=== Begin Enclosure ===

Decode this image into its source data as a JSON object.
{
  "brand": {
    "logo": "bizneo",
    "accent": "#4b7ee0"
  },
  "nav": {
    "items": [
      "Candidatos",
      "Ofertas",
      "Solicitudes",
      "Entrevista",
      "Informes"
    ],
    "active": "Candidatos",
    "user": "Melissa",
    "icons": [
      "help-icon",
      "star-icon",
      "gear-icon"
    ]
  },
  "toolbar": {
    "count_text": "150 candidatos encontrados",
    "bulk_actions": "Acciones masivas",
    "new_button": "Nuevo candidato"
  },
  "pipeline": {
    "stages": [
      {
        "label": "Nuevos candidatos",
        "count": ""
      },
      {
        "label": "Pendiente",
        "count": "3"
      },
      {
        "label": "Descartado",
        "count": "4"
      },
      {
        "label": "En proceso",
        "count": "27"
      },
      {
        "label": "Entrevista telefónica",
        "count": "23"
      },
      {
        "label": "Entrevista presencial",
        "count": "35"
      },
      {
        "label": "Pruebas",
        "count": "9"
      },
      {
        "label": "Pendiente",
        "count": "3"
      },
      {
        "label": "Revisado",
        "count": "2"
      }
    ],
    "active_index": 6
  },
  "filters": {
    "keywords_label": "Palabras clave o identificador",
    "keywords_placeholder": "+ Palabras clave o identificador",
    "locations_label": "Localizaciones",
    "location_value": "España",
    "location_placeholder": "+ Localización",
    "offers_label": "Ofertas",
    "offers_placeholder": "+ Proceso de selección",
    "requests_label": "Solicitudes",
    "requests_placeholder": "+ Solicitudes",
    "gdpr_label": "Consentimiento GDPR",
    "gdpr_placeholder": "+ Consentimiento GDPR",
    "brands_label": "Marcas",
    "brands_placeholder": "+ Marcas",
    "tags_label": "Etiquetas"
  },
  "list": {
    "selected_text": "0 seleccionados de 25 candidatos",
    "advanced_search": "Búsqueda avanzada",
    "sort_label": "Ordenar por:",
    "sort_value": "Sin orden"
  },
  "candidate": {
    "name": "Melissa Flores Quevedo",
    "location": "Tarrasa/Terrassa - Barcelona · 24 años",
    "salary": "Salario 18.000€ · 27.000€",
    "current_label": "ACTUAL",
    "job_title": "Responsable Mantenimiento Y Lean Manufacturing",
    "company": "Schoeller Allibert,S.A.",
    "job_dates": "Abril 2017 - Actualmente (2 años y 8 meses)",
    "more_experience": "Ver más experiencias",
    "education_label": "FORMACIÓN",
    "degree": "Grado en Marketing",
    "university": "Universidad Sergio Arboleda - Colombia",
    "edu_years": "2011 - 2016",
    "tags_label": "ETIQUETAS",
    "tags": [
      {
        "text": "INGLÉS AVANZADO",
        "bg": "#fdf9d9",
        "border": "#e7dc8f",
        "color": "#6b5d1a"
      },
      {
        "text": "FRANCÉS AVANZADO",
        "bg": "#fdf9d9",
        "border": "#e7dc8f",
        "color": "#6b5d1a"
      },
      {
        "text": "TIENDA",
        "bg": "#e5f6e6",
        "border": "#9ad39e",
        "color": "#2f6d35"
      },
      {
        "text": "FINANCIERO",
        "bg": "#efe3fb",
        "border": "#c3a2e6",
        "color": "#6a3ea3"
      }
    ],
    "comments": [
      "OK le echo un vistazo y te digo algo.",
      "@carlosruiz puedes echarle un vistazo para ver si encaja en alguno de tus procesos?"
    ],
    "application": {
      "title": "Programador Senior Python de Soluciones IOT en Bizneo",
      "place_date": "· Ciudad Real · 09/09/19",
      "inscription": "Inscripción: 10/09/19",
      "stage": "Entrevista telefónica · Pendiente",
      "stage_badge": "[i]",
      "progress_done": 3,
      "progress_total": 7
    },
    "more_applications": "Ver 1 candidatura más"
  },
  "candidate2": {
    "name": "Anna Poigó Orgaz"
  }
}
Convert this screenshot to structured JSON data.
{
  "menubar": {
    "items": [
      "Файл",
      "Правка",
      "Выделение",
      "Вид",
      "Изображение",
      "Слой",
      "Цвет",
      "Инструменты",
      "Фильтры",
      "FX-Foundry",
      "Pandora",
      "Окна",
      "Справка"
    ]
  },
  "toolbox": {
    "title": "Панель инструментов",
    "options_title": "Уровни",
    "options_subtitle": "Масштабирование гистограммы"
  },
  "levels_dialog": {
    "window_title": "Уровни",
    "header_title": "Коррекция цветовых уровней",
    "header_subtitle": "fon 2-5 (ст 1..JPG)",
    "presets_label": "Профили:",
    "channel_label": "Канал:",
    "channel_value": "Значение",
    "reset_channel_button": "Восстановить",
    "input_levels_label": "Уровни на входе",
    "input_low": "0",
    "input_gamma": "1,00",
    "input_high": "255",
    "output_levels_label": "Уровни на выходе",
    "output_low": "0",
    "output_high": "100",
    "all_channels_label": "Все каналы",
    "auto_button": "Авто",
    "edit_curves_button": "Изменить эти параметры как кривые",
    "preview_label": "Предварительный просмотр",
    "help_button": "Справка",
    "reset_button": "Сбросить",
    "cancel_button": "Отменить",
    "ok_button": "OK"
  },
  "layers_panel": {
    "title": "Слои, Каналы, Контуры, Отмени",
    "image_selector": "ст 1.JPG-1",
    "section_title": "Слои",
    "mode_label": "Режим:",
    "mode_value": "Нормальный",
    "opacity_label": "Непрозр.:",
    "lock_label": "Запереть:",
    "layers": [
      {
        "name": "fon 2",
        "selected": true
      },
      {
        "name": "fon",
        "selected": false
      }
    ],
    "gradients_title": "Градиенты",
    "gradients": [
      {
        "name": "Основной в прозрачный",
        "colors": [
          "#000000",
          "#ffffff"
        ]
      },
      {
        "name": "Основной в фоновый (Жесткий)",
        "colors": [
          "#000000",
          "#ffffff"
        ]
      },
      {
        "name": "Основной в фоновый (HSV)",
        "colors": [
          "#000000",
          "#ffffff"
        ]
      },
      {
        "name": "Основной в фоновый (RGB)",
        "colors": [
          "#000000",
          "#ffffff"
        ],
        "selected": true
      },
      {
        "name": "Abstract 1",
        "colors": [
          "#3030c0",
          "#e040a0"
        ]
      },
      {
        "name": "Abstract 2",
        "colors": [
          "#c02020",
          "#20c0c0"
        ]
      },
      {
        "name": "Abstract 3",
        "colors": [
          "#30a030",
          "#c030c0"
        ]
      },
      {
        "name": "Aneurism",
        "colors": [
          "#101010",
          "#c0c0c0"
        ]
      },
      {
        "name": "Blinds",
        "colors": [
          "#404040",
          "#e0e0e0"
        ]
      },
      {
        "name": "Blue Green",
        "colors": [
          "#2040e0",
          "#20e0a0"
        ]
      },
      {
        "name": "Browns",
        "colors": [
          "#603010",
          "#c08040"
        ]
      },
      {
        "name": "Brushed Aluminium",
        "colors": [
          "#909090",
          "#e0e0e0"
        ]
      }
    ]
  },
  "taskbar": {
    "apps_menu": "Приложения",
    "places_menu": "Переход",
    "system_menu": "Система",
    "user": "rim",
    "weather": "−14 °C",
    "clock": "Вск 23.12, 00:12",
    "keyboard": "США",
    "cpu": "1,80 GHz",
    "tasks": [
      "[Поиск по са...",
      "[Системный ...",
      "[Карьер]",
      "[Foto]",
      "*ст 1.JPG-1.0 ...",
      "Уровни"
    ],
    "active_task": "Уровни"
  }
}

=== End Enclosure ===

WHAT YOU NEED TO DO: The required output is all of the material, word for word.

SOLUTION TO THIS PROBLEM:
Decode this image into its source data as a JSON object.
{
  "brand": {
    "logo": "bizneo",
    "accent": "#4b7ee0"
  },
  "nav": {
    "items": [
      "Candidatos",
      "Ofertas",
      "Solicitudes",
      "Entrevista",
      "Informes"
    ],
    "active": "Candidatos",
    "user": "Melissa",
    "icons": [
      "help-icon",
      "star-icon",
      "gear-icon"
    ]
  },
  "toolbar": {
    "count_text": "150 candidatos encontrados",
    "bulk_actions": "Acciones masivas",
    "new_button": "Nuevo candidato"
  },
  "pipeline": {
    "stages": [
      {
        "label": "Nuevos candidatos",
        "count": ""
      },
      {
        "label": "Pendiente",
        "count": "3"
      },
      {
        "label": "Descartado",
        "count": "4"
      },
      {
        "label": "En proceso",
        "count": "27"
      },
      {
        "label": "Entrevista telefónica",
        "count": "23"
      },
      {
        "label": "Entrevista presencial",
        "count": "35"
      },
      {
        "label": "Pruebas",
        "count": "9"
      },
      {
        "label": "Pendiente",
        "count": "3"
      },
      {
        "label": "Revisado",
        "count": "2"
      }
    ],
    "active_index": 6
  },
  "filters": {
    "keywords_label": "Palabras clave o identificador",
    "keywords_placeholder": "+ Palabras clave o identificador",
    "locations_label": "Localizaciones",
    "location_value": "España",
    "location_placeholder": "+ Localización",
    "offers_label": "Ofertas",
    "offers_placeholder": "+ Proceso de selección",
    "requests_label": "Solicitudes",
    "requests_placeholder": "+ Solicitudes",
    "gdpr_label": "Consentimiento GDPR",
    "gdpr_placeholder": "+ Consentimiento GDPR",
    "brands_label": "Marcas",
    "brands_placeholder": "+ Marcas",
    "tags_label": "Etiquetas"
  },
  "list": {
    "selected_text": "0 seleccionados de 25 candidatos",
    "advanced_search": "Búsqueda avanzada",
    "sort_label": "Ordenar por:",
    "sort_value": "Sin orden"
  },
  "candidate": {
    "name": "Melissa Flores Quevedo",
    "location": "Tarrasa/Terrassa - Barcelona · 24 años",
    "salary": "Salario 18.000€ · 27.000€",
    "current_label": "ACTUAL",
    "job_title": "Responsable Mantenimiento Y Lean Manufacturing",
    "company": "Schoeller Allibert,S.A.",
    "job_dates": "Abril 2017 - Actualmente (2 años y 8 meses)",
    "more_experience": "Ver más experiencias",
    "education_label": "FORMACIÓN",
    "degree": "Grado en Marketing",
    "university": "Universidad Sergio Arboleda - Colombia",
    "edu_years": "2011 - 2016",
    "tags_label": "ETIQUETAS",
    "tags": [
      {
        "text": "INGLÉS AVANZADO",
        "bg": "#fdf9d9",
        "border": "#e7dc8f",
        "color": "#6b5d1a"
      },
      {
        "text": "FRANCÉS AVANZADO",
        "bg": "#fdf9d9",
        "border": "#e7dc8f",
        "color": "#6b5d1a"
      },
      {
        "text": "TIENDA",
        "bg": "#e5f6e6",
        "border": "#9ad39e",
        "color": "#2f6d35"
      },
      {
        "text": "FINANCIERO",
        "bg": "#efe3fb",
        "border": "#c3a2e6",
        "color": "#6a3ea3"
      }
    ],
    "comments": [
      "OK le echo un vistazo y te digo algo.",
      "@carlosruiz puedes echarle un vistazo para ver si encaja en alguno de tus procesos?"
    ],
    "application": {
      "title": "Programador Senior Python de Soluciones IOT en Bizneo",
      "place_date": "· Ciudad Real · 09/09/19",
      "inscription": "Inscripción: 10/09/19",
      "stage": "Entrevista telefónica · Pendiente",
      "stage_badge": "[i]",
      "progress_done": 3,
      "progress_total": 7
    },
    "more_applications": "Ver 1 candidatura más"
  },
  "candidate2": {
    "name": "Anna Poigó Orgaz"
  }
}
Convert this screenshot to structured JSON data.
{
  "menubar": {
    "items": [
      "Файл",
      "Правка",
      "Выделение",
      "Вид",
      "Изображение",
      "Слой",
      "Цвет",
      "Инструменты",
      "Фильтры",
      "FX-Foundry",
      "Pandora",
      "Окна",
      "Справка"
    ]
  },
  "toolbox": {
    "title": "Панель инструментов",
    "options_title": "Уровни",
    "options_subtitle": "Масштабирование гистограммы"
  },
  "levels_dialog": {
    "window_title": "Уровни",
    "header_title": "Коррекция цветовых уровней",
    "header_subtitle": "fon 2-5 (ст 1..JPG)",
    "presets_label": "Профили:",
    "channel_label": "Канал:",
    "channel_value": "Значение",
    "reset_channel_button": "Восстановить",
    "input_levels_label": "Уровни на входе",
    "input_low": "0",
    "input_gamma": "1,00",
    "input_high": "255",
    "output_levels_label": "Уровни на выходе",
    "output_low": "0",
    "output_high": "100",
    "all_channels_label": "Все каналы",
    "auto_button": "Авто",
    "edit_curves_button": "Изменить эти параметры как кривые",
    "preview_label": "Предварительный просмотр",
    "help_button": "Справка",
    "reset_button": "Сбросить",
    "cancel_button": "Отменить",
    "ok_button": "OK"
  },
  "layers_panel": {
    "title": "Слои, Каналы, Контуры, Отмени",
    "image_selector": "ст 1.JPG-1",
    "section_title": "Слои",
    "mode_label": "Режим:",
    "mode_value": "Нормальный",
    "opacity_label": "Непрозр.:",
    "lock_label": "Запереть:",
    "layers": [
      {
        "name": "fon 2",
        "selected": true
      },
      {
        "name": "fon",
        "selected": false
      }
    ],
    "gradients_title": "Градиенты",
    "gradients": [
      {
        "name": "Основной в прозрачный",
        "colors": [
          "#000000",
          "#ffffff"
        ]
      },
      {
        "name": "Основной в фоновый (Жесткий)",
        "colors": [
          "#000000",
          "#ffffff"
        ]
      },
      {
        "name": "Основной в фоновый (HSV)",
        "colors": [
          "#000000",
          "#ffffff"
        ]
      },
      {
        "name": "Основной в фоновый (RGB)",
        "colors": [
          "#000000",
          "#ffffff"
        ],
        "selected": true
      },
      {
        "name": "Abstract 1",
        "colors": [
          "#3030c0",
          "#e040a0"
        ]
      },
      {
        "name": "Abstract 2",
        "colors": [
          "#c02020",
          "#20c0c0"
        ]
      },
      {
        "name": "Abstract 3",
        "colors": [
          "#30a030",
          "#c030c0"
        ]
      },
      {
        "name": "Aneurism",
        "colors": [
          "#101010",
          "#c0c0c0"
        ]
      },
      {
        "name": "Blinds",
        "colors": [
          "#404040",
          "#e0e0e0"
        ]
      },
      {
        "name": "Blue Green",
        "colors": [
          "#2040e0",
          "#20e0a0"
        ]
      },
      {
        "name": "Browns",
        "colors": [
          "#603010",
          "#c08040"
        ]
      },
      {
        "name": "Brushed Aluminium",
        "colors": [
          "#909090",
          "#e0e0e0"
        ]
      }
    ]
  },
  "taskbar": {
    "apps_menu": "Приложения",
    "places_menu": "Переход",
    "system_menu": "Система",
    "user": "rim",
    "weather": "−14 °C",
    "clock": "Вск 23.12, 00:12",
    "keyboard": "США",
    "cpu": "1,80 GHz",
    "tasks": [
      "[Поиск по са...",
      "[Системный ...",
      "[Карьер]",
      "[Foto]",
      "*ст 1.JPG-1.0 ...",
      "Уровни"
    ],
    "active_task": "Уровни"
  }
}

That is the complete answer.